:: PROBLEM TO WORK ON ::
Work through the lines below and count those holding "Sprint"; reply with the number only.

Records from a collection
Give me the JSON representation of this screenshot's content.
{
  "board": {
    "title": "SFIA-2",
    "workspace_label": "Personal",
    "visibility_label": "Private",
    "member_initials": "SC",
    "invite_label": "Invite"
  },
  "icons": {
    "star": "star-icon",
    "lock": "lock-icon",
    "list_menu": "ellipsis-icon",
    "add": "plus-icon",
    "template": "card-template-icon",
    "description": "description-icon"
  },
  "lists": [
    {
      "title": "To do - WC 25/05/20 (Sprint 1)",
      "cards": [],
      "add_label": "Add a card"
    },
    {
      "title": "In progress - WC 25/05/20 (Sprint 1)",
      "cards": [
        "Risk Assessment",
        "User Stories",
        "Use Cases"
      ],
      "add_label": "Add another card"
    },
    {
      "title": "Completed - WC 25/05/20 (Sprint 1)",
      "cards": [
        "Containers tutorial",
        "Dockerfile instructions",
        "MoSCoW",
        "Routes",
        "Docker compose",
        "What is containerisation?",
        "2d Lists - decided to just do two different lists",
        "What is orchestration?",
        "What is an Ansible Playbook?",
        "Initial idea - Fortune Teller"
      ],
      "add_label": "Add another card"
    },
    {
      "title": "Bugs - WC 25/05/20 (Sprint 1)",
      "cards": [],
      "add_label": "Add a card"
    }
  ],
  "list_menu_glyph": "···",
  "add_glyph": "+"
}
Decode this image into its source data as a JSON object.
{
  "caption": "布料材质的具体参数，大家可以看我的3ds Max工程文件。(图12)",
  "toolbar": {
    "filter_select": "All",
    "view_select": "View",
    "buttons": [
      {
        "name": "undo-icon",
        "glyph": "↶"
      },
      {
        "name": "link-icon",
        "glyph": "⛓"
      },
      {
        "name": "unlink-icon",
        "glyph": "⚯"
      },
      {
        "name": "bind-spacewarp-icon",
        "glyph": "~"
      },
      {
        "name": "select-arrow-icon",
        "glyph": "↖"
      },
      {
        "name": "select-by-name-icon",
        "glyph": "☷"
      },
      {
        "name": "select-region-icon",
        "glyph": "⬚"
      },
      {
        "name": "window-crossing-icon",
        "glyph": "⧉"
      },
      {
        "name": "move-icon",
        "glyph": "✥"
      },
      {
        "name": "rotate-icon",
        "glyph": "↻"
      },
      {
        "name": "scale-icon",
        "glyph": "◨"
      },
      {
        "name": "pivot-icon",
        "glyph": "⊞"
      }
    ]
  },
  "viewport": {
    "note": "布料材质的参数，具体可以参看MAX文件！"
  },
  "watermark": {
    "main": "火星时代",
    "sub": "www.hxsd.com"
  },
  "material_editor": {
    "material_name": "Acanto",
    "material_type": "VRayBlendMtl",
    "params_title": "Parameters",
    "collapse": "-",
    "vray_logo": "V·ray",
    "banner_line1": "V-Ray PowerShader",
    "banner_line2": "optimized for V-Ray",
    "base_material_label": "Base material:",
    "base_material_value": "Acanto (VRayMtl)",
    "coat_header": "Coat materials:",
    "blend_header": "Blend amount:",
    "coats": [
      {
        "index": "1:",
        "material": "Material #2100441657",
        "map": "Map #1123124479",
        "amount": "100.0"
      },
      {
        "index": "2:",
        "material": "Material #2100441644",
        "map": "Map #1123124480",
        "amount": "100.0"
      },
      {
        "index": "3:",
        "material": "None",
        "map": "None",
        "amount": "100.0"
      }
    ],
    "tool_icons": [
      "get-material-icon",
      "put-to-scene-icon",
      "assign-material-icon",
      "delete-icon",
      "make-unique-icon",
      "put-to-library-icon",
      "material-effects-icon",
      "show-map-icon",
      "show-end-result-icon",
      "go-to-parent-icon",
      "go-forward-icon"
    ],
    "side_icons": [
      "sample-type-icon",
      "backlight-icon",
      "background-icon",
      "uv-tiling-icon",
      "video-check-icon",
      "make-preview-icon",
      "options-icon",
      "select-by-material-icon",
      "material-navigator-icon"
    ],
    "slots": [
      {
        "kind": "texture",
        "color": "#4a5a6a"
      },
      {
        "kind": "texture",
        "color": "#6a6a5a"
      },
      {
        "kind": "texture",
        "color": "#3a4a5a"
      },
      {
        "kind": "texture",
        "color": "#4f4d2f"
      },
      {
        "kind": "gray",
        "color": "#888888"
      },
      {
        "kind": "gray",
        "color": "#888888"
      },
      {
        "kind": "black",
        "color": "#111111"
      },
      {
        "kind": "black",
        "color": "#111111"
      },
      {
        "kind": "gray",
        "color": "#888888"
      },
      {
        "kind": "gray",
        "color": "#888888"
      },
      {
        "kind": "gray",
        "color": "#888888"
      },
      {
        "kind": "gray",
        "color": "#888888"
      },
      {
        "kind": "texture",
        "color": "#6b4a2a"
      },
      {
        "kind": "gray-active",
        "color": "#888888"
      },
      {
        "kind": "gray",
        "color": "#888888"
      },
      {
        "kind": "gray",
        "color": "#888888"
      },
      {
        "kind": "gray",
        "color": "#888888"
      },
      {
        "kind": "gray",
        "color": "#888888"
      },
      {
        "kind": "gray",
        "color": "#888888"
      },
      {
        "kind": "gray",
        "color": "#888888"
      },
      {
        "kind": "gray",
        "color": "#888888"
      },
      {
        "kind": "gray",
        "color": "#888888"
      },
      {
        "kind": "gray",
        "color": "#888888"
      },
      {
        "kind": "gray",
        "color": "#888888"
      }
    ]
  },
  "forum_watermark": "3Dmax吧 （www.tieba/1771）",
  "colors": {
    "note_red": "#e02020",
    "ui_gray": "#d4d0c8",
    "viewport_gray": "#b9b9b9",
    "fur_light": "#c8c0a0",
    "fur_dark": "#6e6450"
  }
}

:: ANSWER BOX ::
4